What you produce should match the records below precisely, except that images are removed.

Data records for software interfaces
______

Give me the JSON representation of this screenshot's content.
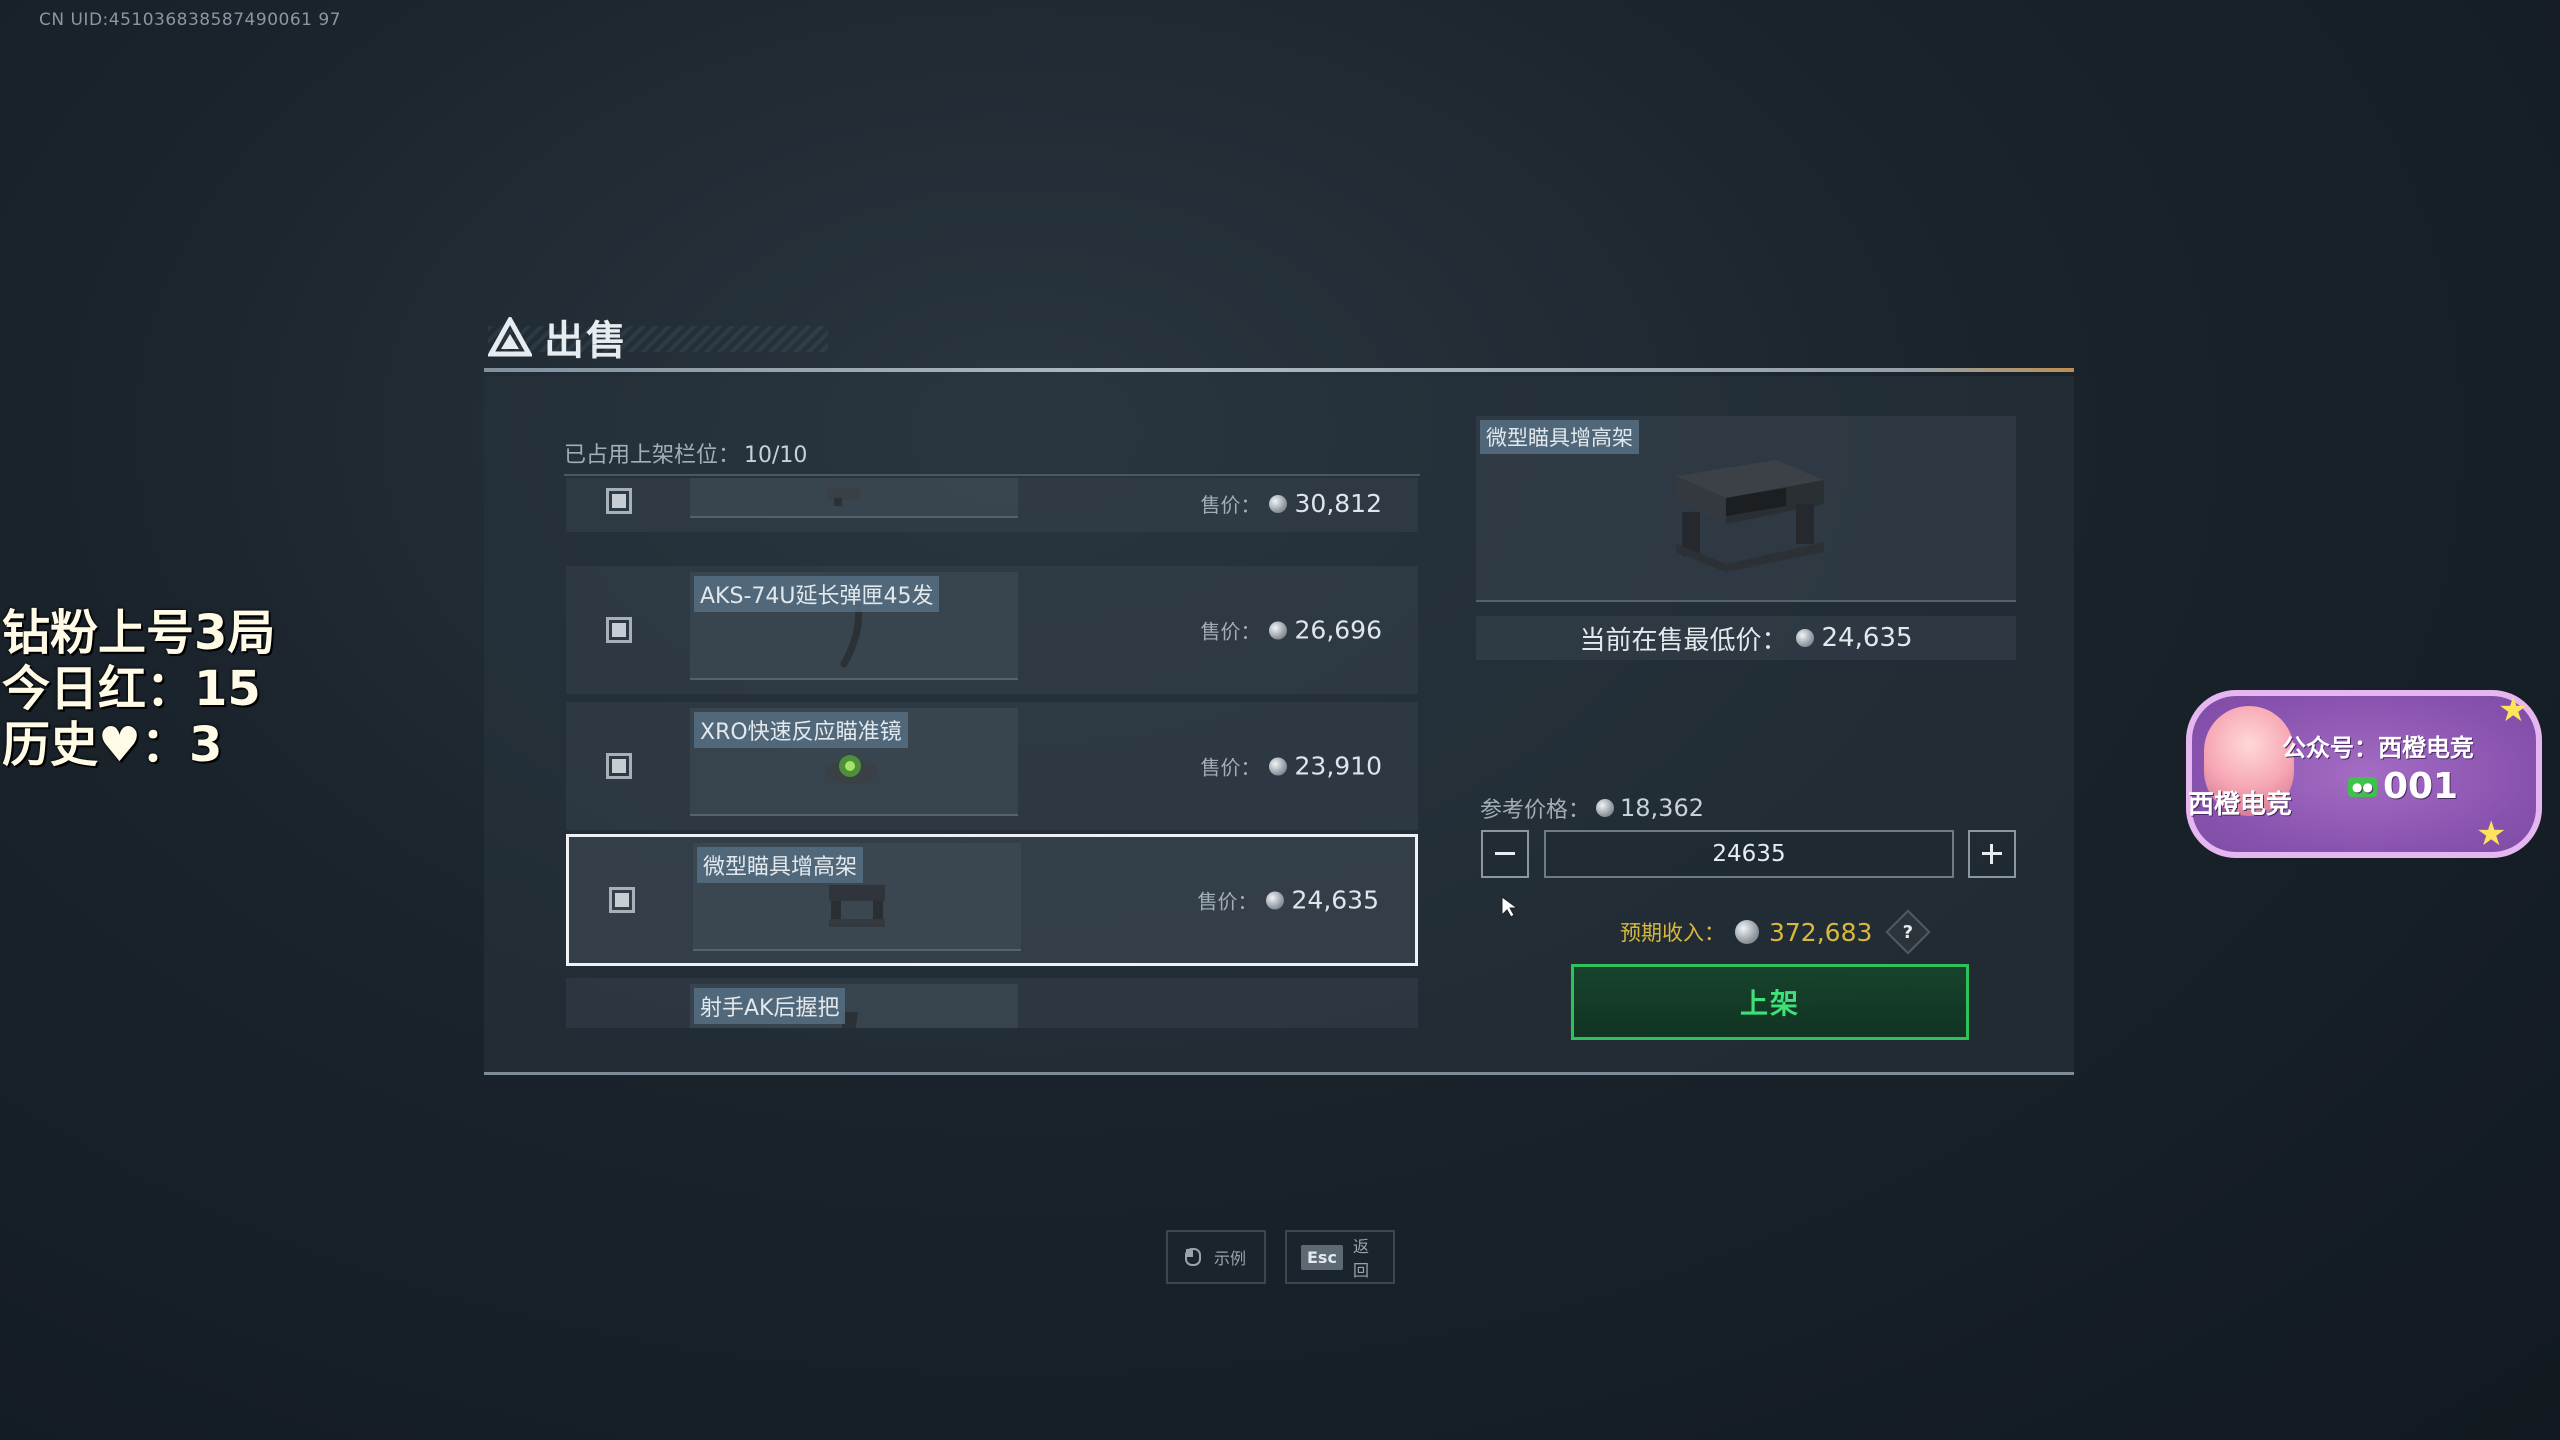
{
  "uid": "CN UID:451036838587490061 97",
  "overlay": {
    "line1": "钻粉上号3局",
    "line2": "今日红：15",
    "line3": "历史♥：3"
  },
  "header": {
    "title": "出售"
  },
  "slots": {
    "label": "已占用上架栏位：",
    "count": "10/10"
  },
  "list": {
    "price_label": "售价：",
    "items": [
      {
        "name": "",
        "price": "30,812"
      },
      {
        "name": "AKS-74U延长弹匣45发",
        "price": "26,696"
      },
      {
        "name": "XRO快速反应瞄准镜",
        "price": "23,910"
      },
      {
        "name": "微型瞄具增高架",
        "price": "24,635"
      },
      {
        "name": "射手AK后握把",
        "price": ""
      }
    ]
  },
  "detail": {
    "name": "微型瞄具增高架",
    "lowest_label": "当前在售最低价：",
    "lowest_price": "24,635",
    "ref_label": "参考价格：",
    "ref_price": "18,362",
    "input_value": "24635",
    "expected_label": "预期收入：",
    "expected_value": "372,683",
    "help": "?",
    "list_button": "上架"
  },
  "hints": {
    "example_label": "示例",
    "esc_key": "Esc",
    "back_label": "返回"
  },
  "badge": {
    "line1": "公众号：西橙电竞",
    "line2": "西橙电竞",
    "tag": "logo",
    "number": "001"
  },
  "colors": {
    "accent_green": "#2ec25a",
    "expected_gold": "#d8b93e",
    "badge_purple": "#8a54b0"
  }
}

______

**Solution to this problem:**
Give me the JSON representation of this screenshot's content.
{
  "uid": "CN UID:451036838587490061 97",
  "overlay": {
    "line1": "钻粉上号3局",
    "line2": "今日红：15",
    "line3": "历史♥：3"
  },
  "header": {
    "title": "出售"
  },
  "slots": {
    "label": "已占用上架栏位：",
    "count": "10/10"
  },
  "list": {
    "price_label": "售价：",
    "items": [
      {
        "name": "",
        "price": "30,812"
      },
      {
        "name": "AKS-74U延长弹匣45发",
        "price": "26,696"
      },
      {
        "name": "XRO快速反应瞄准镜",
        "price": "23,910"
      },
      {
        "name": "微型瞄具增高架",
        "price": "24,635"
      },
      {
        "name": "射手AK后握把",
        "price": ""
      }
    ]
  },
  "detail": {
    "name": "微型瞄具增高架",
    "lowest_label": "当前在售最低价：",
    "lowest_price": "24,635",
    "ref_label": "参考价格：",
    "ref_price": "18,362",
    "input_value": "24635",
    "expected_label": "预期收入：",
    "expected_value": "372,683",
    "help": "?",
    "list_button": "上架"
  },
  "hints": {
    "example_label": "示例",
    "esc_key": "Esc",
    "back_label": "返回"
  },
  "badge": {
    "line1": "公众号：西橙电竞",
    "line2": "西橙电竞",
    "tag": "logo",
    "number": "001"
  },
  "colors": {
    "accent_green": "#2ec25a",
    "expected_gold": "#d8b93e",
    "badge_purple": "#8a54b0"
  }
}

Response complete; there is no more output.